# THE TASK:
What you need to do is retype every entry exactly as written.

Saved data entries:
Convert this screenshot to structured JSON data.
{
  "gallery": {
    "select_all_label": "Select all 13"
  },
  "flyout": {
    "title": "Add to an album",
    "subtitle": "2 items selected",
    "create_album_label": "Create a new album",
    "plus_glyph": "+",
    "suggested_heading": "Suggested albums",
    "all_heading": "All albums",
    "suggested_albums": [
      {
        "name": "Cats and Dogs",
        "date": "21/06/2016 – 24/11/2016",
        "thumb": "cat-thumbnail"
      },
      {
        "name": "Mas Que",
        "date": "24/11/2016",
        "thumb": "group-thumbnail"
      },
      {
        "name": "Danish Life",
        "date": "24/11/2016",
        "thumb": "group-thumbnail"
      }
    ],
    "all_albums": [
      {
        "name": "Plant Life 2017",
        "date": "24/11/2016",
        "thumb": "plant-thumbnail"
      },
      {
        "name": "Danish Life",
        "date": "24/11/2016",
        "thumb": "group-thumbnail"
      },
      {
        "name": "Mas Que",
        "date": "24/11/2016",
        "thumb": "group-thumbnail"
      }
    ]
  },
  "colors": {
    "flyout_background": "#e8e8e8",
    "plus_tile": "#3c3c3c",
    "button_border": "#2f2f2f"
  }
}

# RESPONSE:
Convert this screenshot to structured JSON data.
{
  "gallery": {
    "select_all_label": "Select all 13"
  },
  "flyout": {
    "title": "Add to an album",
    "subtitle": "2 items selected",
    "create_album_label": "Create a new album",
    "plus_glyph": "+",
    "suggested_heading": "Suggested albums",
    "all_heading": "All albums",
    "suggested_albums": [
      {
        "name": "Cats and Dogs",
        "date": "21/06/2016 – 24/11/2016",
        "thumb": "cat-thumbnail"
      },
      {
        "name": "Mas Que",
        "date": "24/11/2016",
        "thumb": "group-thumbnail"
      },
      {
        "name": "Danish Life",
        "date": "24/11/2016",
        "thumb": "group-thumbnail"
      }
    ],
    "all_albums": [
      {
        "name": "Plant Life 2017",
        "date": "24/11/2016",
        "thumb": "plant-thumbnail"
      },
      {
        "name": "Danish Life",
        "date": "24/11/2016",
        "thumb": "group-thumbnail"
      },
      {
        "name": "Mas Que",
        "date": "24/11/2016",
        "thumb": "group-thumbnail"
      }
    ]
  },
  "colors": {
    "flyout_background": "#e8e8e8",
    "plus_tile": "#3c3c3c",
    "button_border": "#2f2f2f"
  }
}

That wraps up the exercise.